What it didn’t do, however, was mention the onslaught of sexual assault allegations currently littering Hollywood.

An article published by the New York Times addressed this issue perfectly, writing, “it seemed during a few moments as if the Governors Awards were taking place in a parallel dimension where the torrent of sexual harassment allegations against male stars, producers and directors did not exist.”

Now this isn’t the first time that Hollywood has been under fire for a social issue. Just off the top of my head, I can already think of the whitewashing of various racialized characters and the overwhelming lack of people of colour starring in major blockbusters, leading to the hashtag #OscarsSoWhite. But at the very least, some of those concerns were addressed by their perpetrators. Steps have been taken to right past wrongs; take the casts of the new Lion King, or Aladdin live action remakes for example.

But when it comes to sexual assault, people are a lot more uncomfortable, and rightfully so. Sure, it could be the fact that it’s a criminal offence, or it could be the fact that celebrities know that the power they exert over others has consequences, that no one is ready to confront.

That’s why on Nov. 11, when Dustin Hoffman, who has been accused of sexual misconduct, took to the stage at the Governor’s Awards, he was met with applause.

Hollywood influences our world in many ways, from the way we dress to the way we engage with our peers. By not condemning these problems publicly, the message is loud and clear. We’d rather not talk about it. We’d rather pretend it didn’t happen. And if celebrities and political figures are immune, then why should the general population be held accountable for their actions?

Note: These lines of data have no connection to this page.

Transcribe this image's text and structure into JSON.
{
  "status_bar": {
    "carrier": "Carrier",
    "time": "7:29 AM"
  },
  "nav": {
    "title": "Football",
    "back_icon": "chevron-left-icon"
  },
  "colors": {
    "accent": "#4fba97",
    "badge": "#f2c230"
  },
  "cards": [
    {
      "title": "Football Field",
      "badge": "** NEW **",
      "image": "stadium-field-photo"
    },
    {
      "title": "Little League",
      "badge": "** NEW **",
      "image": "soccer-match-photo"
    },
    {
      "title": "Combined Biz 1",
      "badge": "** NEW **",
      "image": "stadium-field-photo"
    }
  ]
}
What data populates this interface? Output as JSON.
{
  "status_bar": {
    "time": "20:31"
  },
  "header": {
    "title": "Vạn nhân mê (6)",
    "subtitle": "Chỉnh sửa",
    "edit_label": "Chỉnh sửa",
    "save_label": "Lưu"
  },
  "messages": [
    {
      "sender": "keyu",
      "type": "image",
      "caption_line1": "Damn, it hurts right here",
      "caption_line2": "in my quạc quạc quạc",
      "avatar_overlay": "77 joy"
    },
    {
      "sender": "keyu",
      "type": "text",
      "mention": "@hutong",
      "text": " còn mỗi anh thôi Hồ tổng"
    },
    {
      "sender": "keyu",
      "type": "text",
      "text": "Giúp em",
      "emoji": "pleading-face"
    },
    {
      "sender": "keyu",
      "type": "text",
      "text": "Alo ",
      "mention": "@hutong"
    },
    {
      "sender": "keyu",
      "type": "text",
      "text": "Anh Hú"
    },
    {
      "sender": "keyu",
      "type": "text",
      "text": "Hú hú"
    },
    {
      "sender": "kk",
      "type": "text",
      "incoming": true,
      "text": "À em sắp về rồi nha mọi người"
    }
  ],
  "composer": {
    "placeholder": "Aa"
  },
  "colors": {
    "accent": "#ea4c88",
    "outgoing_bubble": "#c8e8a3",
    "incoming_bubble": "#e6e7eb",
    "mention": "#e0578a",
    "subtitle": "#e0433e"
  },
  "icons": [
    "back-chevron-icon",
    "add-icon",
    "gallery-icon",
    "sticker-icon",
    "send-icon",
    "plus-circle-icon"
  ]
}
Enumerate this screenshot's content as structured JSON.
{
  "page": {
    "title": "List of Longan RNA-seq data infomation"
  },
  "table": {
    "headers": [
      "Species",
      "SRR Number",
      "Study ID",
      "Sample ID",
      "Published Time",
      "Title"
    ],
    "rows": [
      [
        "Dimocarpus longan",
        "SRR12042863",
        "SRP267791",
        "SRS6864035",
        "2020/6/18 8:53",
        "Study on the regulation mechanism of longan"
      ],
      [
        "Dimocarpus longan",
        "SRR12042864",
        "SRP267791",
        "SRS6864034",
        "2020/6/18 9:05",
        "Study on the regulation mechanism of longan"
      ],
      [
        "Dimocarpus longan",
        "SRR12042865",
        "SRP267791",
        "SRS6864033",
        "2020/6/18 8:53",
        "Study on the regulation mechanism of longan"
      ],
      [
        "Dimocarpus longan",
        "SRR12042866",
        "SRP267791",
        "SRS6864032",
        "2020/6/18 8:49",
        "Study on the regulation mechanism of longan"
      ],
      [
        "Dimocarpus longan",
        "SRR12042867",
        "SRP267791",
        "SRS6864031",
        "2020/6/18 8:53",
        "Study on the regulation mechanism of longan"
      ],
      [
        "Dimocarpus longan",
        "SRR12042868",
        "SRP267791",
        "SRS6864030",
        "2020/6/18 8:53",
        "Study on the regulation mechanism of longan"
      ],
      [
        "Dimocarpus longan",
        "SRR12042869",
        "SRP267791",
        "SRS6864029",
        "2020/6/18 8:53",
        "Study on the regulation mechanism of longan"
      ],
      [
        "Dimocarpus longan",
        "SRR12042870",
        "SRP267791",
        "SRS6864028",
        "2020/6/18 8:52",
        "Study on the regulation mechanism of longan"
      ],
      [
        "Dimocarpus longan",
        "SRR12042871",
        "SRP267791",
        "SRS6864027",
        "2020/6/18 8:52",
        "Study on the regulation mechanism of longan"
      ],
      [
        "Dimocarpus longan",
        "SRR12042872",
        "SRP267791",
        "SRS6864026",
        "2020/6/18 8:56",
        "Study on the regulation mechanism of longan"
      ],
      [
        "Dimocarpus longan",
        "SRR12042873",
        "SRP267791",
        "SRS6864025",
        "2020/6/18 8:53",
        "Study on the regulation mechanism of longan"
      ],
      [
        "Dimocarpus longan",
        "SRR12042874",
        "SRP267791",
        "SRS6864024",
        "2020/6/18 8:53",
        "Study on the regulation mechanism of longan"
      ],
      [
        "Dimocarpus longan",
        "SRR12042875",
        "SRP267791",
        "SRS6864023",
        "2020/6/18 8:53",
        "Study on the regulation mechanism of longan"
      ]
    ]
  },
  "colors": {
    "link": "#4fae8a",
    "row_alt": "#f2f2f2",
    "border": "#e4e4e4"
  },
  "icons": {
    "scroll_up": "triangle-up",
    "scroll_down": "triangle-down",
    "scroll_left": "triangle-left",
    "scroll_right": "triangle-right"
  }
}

The #MeToo movement on social media made waves for a reason. Sexual misconduct isn’t just something we see on screens, or behind them. These are real issues faced by real people on a day to day basis. People often look to Hollywood to lead by example; whether it be the latest hairstyle or fashion trend, celebrities are role models across the board. It’s up to them to use their platform to talk about things that really matter, and not just on Twitter.

Actors have a responsibility to their fans, whether they like it or not, and they should be expected to condemn sexual violence where people will listen, and where perpetrators will be present, even if those people are sometimes their friends.